1/29/17

BITH 315

Response #2

Self-Giving as the Inner Life of God by Arthur C. McGill

In this chapter, McGill takes on the task of comparing the

arguments between Arius and Athanasius regarding the Trinity.

Specifically, Arthur focuses on the questions: what makes God divine?

He describes Arius argument that divinitygenuine full divinity

cannot be communicated and that Jesus, as the Son of God, is not

the fullness of God himself, but only a creature (70). In Athanasius

arguments, however, he takes a different approach. He states that

Christ is not one iota less fully divine because he is generated and

produced by the Father. He claims that it is the constant action of

relationship and connection between the Father and Son, who are one

in the same, that creates divinity.

I wont lie, reading this chapter sent my head spinning more than

once. When asked the question who God was, I had always responded

with the typical response of He is love. Although the imagery of the

Trinity has always been a beautiful picture in my mind, I guess it has

always been an abstract thought when it got down to it. I would never

have to the who is God question with the Trinity. In the past, when I
faced difficult theological topics, I would shy away and remain within

my own safe, bubble. However, as I read this, I kept asking myself,

Why am I a Christian? Why do I worship God? Although weve spoken

about the difficulty of comprehending who God is, I think I am finally

ready to face this question head on.

During my time at Wheaton, I feel as I have lost my fire for the

Good News. Ive lost my love for Christ, and Sunday school answers to

my questions will no longer suffice.

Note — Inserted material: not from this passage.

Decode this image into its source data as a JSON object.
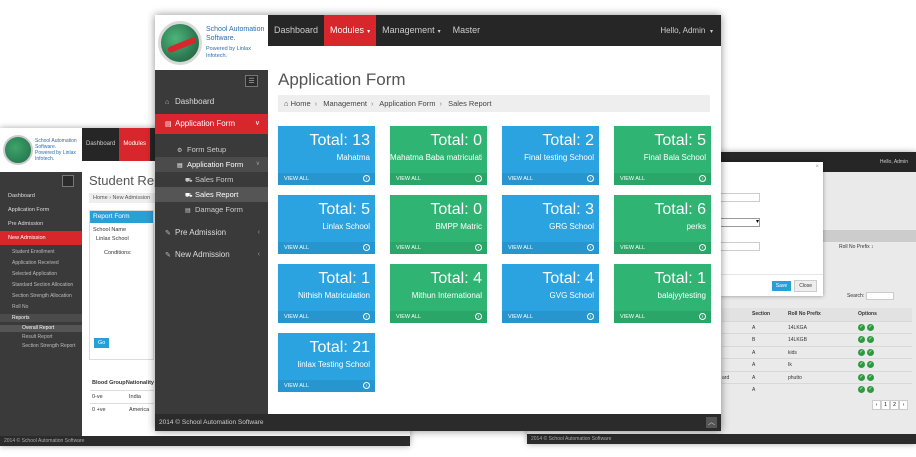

Who is the God I am meant to

serve? I pray that He opens my eyes as He reveals Himself to me.